Kevin Lande in Aeon:
The brain is a computer’ – this claim is as central to our scientific understanding of the mind as it is baffling to anyone who hears it. We are either told that this claim is just a metaphor or that it is in fact a precise, well-understood hypothesis. But it’s neither. We have clear reasons to think that it’s literally true that the brain is a computer, yet we don’t have any clear understanding of what this means. That’s a common story in science. To get the obvious out of the way: your brain is not made up of silicon chips and transistors. It doesn’t have separable components that are analogous to your computer’s hard drive, random-access memory (RAM) and central processing unit (CPU). But none of these things are essential to something’s being a computer. In fact, we don’t know what is essential for the brain to be a computer. Still, it is almost certainly true that it is one.

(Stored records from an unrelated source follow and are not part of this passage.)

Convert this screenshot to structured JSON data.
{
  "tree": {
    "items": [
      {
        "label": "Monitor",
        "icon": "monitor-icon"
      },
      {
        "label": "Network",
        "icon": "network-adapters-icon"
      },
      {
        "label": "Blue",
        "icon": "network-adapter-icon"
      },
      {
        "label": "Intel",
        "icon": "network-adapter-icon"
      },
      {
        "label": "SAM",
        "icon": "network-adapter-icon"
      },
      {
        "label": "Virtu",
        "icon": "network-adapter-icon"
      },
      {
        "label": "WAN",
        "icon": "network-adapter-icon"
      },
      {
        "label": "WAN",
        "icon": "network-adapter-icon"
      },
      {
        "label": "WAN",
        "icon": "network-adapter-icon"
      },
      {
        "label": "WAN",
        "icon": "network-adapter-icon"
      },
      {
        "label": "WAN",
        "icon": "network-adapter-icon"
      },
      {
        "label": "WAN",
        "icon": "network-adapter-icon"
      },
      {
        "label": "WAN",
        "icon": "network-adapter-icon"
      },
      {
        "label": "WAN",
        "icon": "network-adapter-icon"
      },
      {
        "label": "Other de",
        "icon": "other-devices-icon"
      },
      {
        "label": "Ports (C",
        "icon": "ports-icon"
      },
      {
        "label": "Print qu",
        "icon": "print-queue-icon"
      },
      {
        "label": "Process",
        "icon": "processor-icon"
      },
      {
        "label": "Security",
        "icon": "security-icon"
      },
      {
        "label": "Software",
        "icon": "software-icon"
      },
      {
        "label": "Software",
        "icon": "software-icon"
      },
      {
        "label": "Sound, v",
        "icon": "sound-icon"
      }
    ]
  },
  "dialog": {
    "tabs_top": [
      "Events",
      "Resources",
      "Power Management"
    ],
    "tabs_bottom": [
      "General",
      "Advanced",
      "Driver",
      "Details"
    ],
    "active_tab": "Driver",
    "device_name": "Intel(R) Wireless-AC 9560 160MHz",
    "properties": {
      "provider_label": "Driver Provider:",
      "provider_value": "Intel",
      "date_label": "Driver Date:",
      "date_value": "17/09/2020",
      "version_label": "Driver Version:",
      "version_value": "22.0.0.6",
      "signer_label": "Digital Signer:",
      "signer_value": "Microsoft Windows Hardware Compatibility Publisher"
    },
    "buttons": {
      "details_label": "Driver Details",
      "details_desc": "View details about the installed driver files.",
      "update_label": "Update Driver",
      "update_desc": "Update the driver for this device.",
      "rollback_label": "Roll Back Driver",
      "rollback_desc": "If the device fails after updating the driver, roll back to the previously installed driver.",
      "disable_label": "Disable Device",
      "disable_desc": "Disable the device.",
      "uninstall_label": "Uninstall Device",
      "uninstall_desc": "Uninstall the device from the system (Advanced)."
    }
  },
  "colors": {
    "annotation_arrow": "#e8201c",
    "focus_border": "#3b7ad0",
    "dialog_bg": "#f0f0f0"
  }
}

I expect that most who have heard the claim ‘the brain is a computer’ assume it is a metaphor. The mind is a computer just as the world is an oyster, love is a battlefield, and this shit is bananas (which has a metaphor inside a metaphor). Typically, metaphors are literally false. The world isn’t – as a matter of hard, humourless, scientific fact – an oyster. We don’t value metaphors because they are true; we value them, roughly, because they provide very suggestive ways of looking at things. Metaphors bring certain things to your attention (bring them ‘to light’), they encourage certain associations (‘trains of thought’), and they can help coordinate and unify people (they are ‘rallying cries’). But it is nearly impossible to ever say in a complete and literally true way what it is that someone is trying to convey with a literally false metaphor. To what, exactly, is the metaphor supposed to turn our attention? What associations is the metaphor supposed to encourage? What are we all agreeing on when we all embrace a metaphor?